• Provided records
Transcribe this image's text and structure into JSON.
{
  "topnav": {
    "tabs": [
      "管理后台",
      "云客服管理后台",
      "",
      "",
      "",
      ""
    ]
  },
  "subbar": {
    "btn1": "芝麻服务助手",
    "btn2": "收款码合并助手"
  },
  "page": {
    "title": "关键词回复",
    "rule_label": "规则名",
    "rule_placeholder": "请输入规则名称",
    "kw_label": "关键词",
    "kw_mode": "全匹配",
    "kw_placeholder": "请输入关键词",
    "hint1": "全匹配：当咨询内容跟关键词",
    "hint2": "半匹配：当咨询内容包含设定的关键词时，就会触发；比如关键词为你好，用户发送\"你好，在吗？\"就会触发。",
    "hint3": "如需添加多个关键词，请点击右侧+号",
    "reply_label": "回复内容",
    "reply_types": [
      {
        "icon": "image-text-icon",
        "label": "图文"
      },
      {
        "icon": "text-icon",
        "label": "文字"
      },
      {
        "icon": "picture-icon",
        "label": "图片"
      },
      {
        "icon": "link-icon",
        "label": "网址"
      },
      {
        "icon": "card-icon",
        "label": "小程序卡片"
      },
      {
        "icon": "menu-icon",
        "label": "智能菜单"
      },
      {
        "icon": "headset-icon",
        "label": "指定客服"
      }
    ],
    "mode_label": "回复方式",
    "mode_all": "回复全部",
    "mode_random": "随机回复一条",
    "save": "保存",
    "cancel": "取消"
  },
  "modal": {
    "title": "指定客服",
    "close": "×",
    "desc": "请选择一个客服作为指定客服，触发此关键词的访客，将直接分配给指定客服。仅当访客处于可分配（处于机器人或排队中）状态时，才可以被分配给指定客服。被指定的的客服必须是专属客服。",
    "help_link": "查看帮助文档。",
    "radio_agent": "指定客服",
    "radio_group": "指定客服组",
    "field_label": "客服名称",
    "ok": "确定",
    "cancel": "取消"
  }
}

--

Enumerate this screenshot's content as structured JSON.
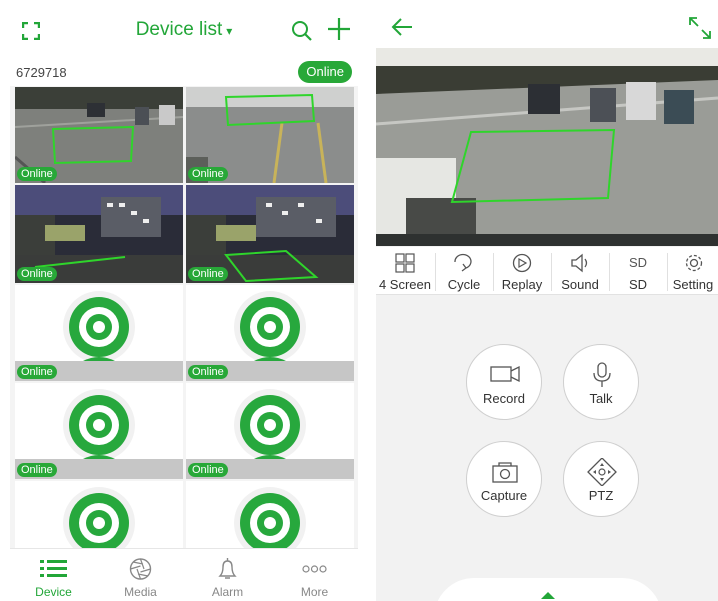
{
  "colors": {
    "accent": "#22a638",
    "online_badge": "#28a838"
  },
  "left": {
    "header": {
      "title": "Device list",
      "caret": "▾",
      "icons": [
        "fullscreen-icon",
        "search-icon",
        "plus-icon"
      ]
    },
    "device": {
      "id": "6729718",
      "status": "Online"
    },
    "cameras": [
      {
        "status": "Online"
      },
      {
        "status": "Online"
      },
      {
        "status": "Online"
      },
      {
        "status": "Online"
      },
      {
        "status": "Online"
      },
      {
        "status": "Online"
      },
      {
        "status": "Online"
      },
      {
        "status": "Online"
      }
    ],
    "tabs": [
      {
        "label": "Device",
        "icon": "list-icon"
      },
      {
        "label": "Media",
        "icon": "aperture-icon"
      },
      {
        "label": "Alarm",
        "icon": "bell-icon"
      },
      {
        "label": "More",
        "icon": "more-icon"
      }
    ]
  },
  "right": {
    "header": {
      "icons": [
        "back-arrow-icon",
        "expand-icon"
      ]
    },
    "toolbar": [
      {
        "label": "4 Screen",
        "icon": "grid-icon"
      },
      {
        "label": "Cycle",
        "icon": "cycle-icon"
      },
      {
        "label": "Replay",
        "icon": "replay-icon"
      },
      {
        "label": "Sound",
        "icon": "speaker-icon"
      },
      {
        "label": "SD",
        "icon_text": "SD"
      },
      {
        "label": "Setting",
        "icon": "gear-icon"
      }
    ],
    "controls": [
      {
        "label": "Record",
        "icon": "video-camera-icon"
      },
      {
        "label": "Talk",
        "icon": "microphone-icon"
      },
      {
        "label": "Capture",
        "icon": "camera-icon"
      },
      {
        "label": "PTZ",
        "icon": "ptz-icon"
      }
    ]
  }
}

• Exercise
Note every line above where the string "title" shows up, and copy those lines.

• The answer
    "title": "关键词回复",
    "title": "指定客服",
      "title": "Device list",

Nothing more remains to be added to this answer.